***** SOURCE RECORDS *****
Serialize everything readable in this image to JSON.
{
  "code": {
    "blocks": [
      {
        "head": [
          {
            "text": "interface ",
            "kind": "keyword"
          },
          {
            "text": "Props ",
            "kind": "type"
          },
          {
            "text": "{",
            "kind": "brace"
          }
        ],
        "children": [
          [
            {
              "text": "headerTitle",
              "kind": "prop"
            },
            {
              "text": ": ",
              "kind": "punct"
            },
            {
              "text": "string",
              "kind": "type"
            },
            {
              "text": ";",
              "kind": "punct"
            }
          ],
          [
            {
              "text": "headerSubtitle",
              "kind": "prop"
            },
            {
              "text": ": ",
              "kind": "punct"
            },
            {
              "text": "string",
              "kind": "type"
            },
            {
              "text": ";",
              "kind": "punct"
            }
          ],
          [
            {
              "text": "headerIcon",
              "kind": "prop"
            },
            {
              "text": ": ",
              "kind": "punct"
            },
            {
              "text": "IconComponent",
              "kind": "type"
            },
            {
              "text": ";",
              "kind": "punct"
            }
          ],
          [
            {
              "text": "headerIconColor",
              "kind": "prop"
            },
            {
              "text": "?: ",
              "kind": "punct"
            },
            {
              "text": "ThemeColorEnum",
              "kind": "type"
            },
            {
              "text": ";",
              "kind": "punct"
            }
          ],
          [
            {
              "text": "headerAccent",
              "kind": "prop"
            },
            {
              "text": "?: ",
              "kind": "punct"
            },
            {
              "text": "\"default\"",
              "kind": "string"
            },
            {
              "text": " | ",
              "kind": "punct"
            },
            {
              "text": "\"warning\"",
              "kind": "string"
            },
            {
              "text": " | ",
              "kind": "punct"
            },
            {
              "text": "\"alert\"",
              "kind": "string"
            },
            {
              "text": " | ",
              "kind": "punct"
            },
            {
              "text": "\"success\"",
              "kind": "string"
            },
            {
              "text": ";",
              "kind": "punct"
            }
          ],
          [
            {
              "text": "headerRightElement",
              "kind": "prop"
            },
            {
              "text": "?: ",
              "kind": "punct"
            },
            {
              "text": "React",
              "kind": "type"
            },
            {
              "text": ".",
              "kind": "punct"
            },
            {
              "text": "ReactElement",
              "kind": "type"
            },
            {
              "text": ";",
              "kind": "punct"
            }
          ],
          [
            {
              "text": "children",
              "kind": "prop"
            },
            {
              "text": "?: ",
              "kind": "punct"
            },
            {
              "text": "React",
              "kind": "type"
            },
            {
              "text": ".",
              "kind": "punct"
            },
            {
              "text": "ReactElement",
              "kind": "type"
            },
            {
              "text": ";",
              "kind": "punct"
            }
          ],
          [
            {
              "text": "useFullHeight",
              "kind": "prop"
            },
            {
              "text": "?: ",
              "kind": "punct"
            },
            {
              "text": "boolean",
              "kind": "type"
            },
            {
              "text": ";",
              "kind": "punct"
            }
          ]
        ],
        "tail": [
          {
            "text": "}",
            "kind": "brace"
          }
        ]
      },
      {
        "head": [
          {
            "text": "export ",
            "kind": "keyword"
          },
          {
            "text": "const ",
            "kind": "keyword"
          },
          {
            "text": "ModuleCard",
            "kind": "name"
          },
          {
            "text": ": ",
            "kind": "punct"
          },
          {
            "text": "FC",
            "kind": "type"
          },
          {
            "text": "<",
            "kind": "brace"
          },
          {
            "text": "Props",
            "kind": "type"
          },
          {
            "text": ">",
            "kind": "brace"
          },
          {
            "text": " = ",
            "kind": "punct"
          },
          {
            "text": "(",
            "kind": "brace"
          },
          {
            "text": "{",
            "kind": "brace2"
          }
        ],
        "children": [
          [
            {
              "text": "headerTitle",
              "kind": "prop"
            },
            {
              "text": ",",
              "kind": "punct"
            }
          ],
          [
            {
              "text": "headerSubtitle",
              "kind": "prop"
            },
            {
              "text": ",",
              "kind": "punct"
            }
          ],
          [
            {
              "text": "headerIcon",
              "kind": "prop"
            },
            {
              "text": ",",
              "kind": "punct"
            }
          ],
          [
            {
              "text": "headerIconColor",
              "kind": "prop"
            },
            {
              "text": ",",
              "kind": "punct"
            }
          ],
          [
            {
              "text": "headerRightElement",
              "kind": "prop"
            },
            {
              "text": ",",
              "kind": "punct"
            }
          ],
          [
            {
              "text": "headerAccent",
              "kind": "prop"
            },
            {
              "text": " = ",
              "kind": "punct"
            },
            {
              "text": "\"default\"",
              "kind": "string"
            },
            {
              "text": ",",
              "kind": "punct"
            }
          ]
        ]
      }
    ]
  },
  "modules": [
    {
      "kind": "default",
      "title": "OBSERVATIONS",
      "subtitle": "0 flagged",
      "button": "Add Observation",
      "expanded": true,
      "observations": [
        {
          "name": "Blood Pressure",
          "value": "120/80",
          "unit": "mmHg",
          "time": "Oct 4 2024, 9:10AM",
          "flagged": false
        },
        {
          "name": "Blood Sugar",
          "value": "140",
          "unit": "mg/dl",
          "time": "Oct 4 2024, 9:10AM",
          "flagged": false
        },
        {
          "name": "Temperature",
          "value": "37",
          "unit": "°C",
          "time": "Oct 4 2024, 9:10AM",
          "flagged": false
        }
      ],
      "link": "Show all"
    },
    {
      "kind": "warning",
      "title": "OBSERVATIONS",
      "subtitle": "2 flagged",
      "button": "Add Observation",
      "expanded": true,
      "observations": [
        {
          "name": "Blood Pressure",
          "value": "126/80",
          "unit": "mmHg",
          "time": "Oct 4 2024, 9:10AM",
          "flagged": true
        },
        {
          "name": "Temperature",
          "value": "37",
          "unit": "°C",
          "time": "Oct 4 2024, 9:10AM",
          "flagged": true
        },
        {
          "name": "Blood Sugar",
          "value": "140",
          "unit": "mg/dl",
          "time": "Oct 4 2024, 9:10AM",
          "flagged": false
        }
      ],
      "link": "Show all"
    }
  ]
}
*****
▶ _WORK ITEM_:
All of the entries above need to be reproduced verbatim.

▶ _RESULT_:
Serialize everything readable in this image to JSON.
{
  "code": {
    "blocks": [
      {
        "head": [
          {
            "text": "interface ",
            "kind": "keyword"
          },
          {
            "text": "Props ",
            "kind": "type"
          },
          {
            "text": "{",
            "kind": "brace"
          }
        ],
        "children": [
          [
            {
              "text": "headerTitle",
              "kind": "prop"
            },
            {
              "text": ": ",
              "kind": "punct"
            },
            {
              "text": "string",
              "kind": "type"
            },
            {
              "text": ";",
              "kind": "punct"
            }
          ],
          [
            {
              "text": "headerSubtitle",
              "kind": "prop"
            },
            {
              "text": ": ",
              "kind": "punct"
            },
            {
              "text": "string",
              "kind": "type"
            },
            {
              "text": ";",
              "kind": "punct"
            }
          ],
          [
            {
              "text": "headerIcon",
              "kind": "prop"
            },
            {
              "text": ": ",
              "kind": "punct"
            },
            {
              "text": "IconComponent",
              "kind": "type"
            },
            {
              "text": ";",
              "kind": "punct"
            }
          ],
          [
            {
              "text": "headerIconColor",
              "kind": "prop"
            },
            {
              "text": "?: ",
              "kind": "punct"
            },
            {
              "text": "ThemeColorEnum",
              "kind": "type"
            },
            {
              "text": ";",
              "kind": "punct"
            }
          ],
          [
            {
              "text": "headerAccent",
              "kind": "prop"
            },
            {
              "text": "?: ",
              "kind": "punct"
            },
            {
              "text": "\"default\"",
              "kind": "string"
            },
            {
              "text": " | ",
              "kind": "punct"
            },
            {
              "text": "\"warning\"",
              "kind": "string"
            },
            {
              "text": " | ",
              "kind": "punct"
            },
            {
              "text": "\"alert\"",
              "kind": "string"
            },
            {
              "text": " | ",
              "kind": "punct"
            },
            {
              "text": "\"success\"",
              "kind": "string"
            },
            {
              "text": ";",
              "kind": "punct"
            }
          ],
          [
            {
              "text": "headerRightElement",
              "kind": "prop"
            },
            {
              "text": "?: ",
              "kind": "punct"
            },
            {
              "text": "React",
              "kind": "type"
            },
            {
              "text": ".",
              "kind": "punct"
            },
            {
              "text": "ReactElement",
              "kind": "type"
            },
            {
              "text": ";",
              "kind": "punct"
            }
          ],
          [
            {
              "text": "children",
              "kind": "prop"
            },
            {
              "text": "?: ",
              "kind": "punct"
            },
            {
              "text": "React",
              "kind": "type"
            },
            {
              "text": ".",
              "kind": "punct"
            },
            {
              "text": "ReactElement",
              "kind": "type"
            },
            {
              "text": ";",
              "kind": "punct"
            }
          ],
          [
            {
              "text": "useFullHeight",
              "kind": "prop"
            },
            {
              "text": "?: ",
              "kind": "punct"
            },
            {
              "text": "boolean",
              "kind": "type"
            },
            {
              "text": ";",
              "kind": "punct"
            }
          ]
        ],
        "tail": [
          {
            "text": "}",
            "kind": "brace"
          }
        ]
      },
      {
        "head": [
          {
            "text": "export ",
            "kind": "keyword"
          },
          {
            "text": "const ",
            "kind": "keyword"
          },
          {
            "text": "ModuleCard",
            "kind": "name"
          },
          {
            "text": ": ",
            "kind": "punct"
          },
          {
            "text": "FC",
            "kind": "type"
          },
          {
            "text": "<",
            "kind": "brace"
          },
          {
            "text": "Props",
            "kind": "type"
          },
          {
            "text": ">",
            "kind": "brace"
          },
          {
            "text": " = ",
            "kind": "punct"
          },
          {
            "text": "(",
            "kind": "brace"
          },
          {
            "text": "{",
            "kind": "brace2"
          }
        ],
        "children": [
          [
            {
              "text": "headerTitle",
              "kind": "prop"
            },
            {
              "text": ",",
              "kind": "punct"
            }
          ],
          [
            {
              "text": "headerSubtitle",
              "kind": "prop"
            },
            {
              "text": ",",
              "kind": "punct"
            }
          ],
          [
            {
              "text": "headerIcon",
              "kind": "prop"
            },
            {
              "text": ",",
              "kind": "punct"
            }
          ],
          [
            {
              "text": "headerIconColor",
              "kind": "prop"
            },
            {
              "text": ",",
              "kind": "punct"
            }
          ],
          [
            {
              "text": "headerRightElement",
              "kind": "prop"
            },
            {
              "text": ",",
              "kind": "punct"
            }
          ],
          [
            {
              "text": "headerAccent",
              "kind": "prop"
            },
            {
              "text": " = ",
              "kind": "punct"
            },
            {
              "text": "\"default\"",
              "kind": "string"
            },
            {
              "text": ",",
              "kind": "punct"
            }
          ]
        ]
      }
    ]
  },
  "modules": [
    {
      "kind": "default",
      "title": "OBSERVATIONS",
      "subtitle": "0 flagged",
      "button": "Add Observation",
      "expanded": true,
      "observations": [
        {
          "name": "Blood Pressure",
          "value": "120/80",
          "unit": "mmHg",
          "time": "Oct 4 2024, 9:10AM",
          "flagged": false
        },
        {
          "name": "Blood Sugar",
          "value": "140",
          "unit": "mg/dl",
          "time": "Oct 4 2024, 9:10AM",
          "flagged": false
        },
        {
          "name": "Temperature",
          "value": "37",
          "unit": "°C",
          "time": "Oct 4 2024, 9:10AM",
          "flagged": false
        }
      ],
      "link": "Show all"
    },
    {
      "kind": "warning",
      "title": "OBSERVATIONS",
      "subtitle": "2 flagged",
      "button": "Add Observation",
      "expanded": true,
      "observations": [
        {
          "name": "Blood Pressure",
          "value": "126/80",
          "unit": "mmHg",
          "time": "Oct 4 2024, 9:10AM",
          "flagged": true
        },
        {
          "name": "Temperature",
          "value": "37",
          "unit": "°C",
          "time": "Oct 4 2024, 9:10AM",
          "flagged": true
        },
        {
          "name": "Blood Sugar",
          "value": "140",
          "unit": "mg/dl",
          "time": "Oct 4 2024, 9:10AM",
          "flagged": false
        }
      ],
      "link": "Show all"
    }
  ]
}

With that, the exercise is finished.